Wednesday, July 4, 2007
Vacation Thoughts, part two
When I think of the beach, my internal vision is of this beach: the one in NC where I’ve been coming since childhood. Most summers of my childhood we would rent a beach-front cottage for a week with a family of cousins and hang out, body-surfing in the waves or floating in inner-tubes out beyond the waves, for hours on end. We got blistering burns every year, but it never kept us out of the sun the following year. This was long before the day of SPF 50. The pier where we would take our dripping ice-cream cones, longest pier on the East Coast, is now gone, the victim of one of the more recent hurricanes.
When not swimming or searching for shells or digging in the sand, we played cards and put together jigsaw puzzles. No TV, ipods, DVDs or video games back then.

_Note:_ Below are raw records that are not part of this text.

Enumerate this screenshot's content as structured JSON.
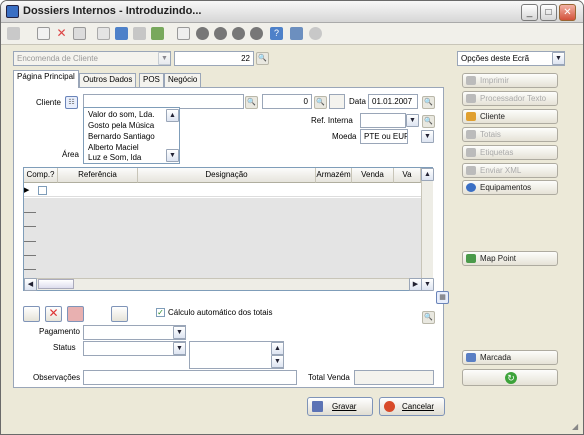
{
  "window": {
    "title": "Dossiers Internos - Introduzindo..."
  },
  "top": {
    "doc_type": "Encomenda de Cliente",
    "doc_number": "22",
    "screen_options": "Opções deste Ecrã"
  },
  "tabs": [
    {
      "label": "Página Principal"
    },
    {
      "label": "Outros Dados"
    },
    {
      "label": "POS"
    },
    {
      "label": "Negócio"
    }
  ],
  "form": {
    "cliente_label": "Cliente",
    "cliente_no": "0",
    "data_label": "Data",
    "data_value": "01.01.2007",
    "ref_label": "Ref. Interna",
    "moeda_label": "Moeda",
    "moeda_value": "PTE ou EURO",
    "area_label": "Área",
    "client_options": [
      "Valor do som, Lda.",
      "Gosto pela Música",
      "Bernardo Santiago",
      "Alberto Maciel",
      "Luz e Som, lda"
    ]
  },
  "grid": {
    "columns": [
      "Comp.?",
      "Referência",
      "Designação",
      "Armazém",
      "Venda",
      "Va"
    ]
  },
  "bottom": {
    "calc_label": "Cálculo automático dos totais",
    "pagamento_label": "Pagamento",
    "status_label": "Status",
    "obs_label": "Observações",
    "total_label": "Total Venda"
  },
  "actions": {
    "save": "Gravar",
    "cancel": "Cancelar"
  },
  "side": {
    "imprimir": "Imprimir",
    "processador": "Processador Texto",
    "cliente": "Cliente",
    "totais": "Totais",
    "etiquetas": "Etiquetas",
    "enviar_xml": "Enviar XML",
    "equipamentos": "Equipamentos",
    "map_point": "Map Point",
    "marcada": "Marcada"
  },
  "colors": {
    "accent": "#3a6fc4",
    "go": "#3da33a"
  }
}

We ate sandy sandwiches for lunch and one night of the week we’d go to Jone’s Seafood Restaurant where every year of my childhood I ordered fried flounder with all the hush puppies I could eat. Which was a fair number. My dad always got the deviled crab or fried oysters.
The beach had no amusement parks, no arcades, no boardwalks, no high-rises. Just ticky-tack cottages, affordable to families like ours, one restaurant, one over-priced grocery store and one putt-putt course. We got to play there on the night we ate out. Now, of course, there are more and bigger of everything, though the beach-front itself remains relatively undeveloped. The houses are bigger and fancier, but still no high-rises.
The strand is wide, with soft sand, the dunes are gentle, with the occasional turtle nest protected by orange tape. The waves are big enough for body surfing, but not too big for toddlers to enjoy. The water is warm enough to go in at 8 a.m. without screaming but not so warm it feels like a bath. I’ve enjoyed the northwest coast and the eastern shore from Jersey to Florida, the southern coast of England and the Northwest coast of Scotland, the Mediterranean, the Caribbean, the Gulf coast from South Padre to Sanibel and, of course, the North Coast where I lived for ten years (that’s Lake Ontario for the uninitiated). But this beach will always be what I think of when someone says, “Let’s go to the beach.”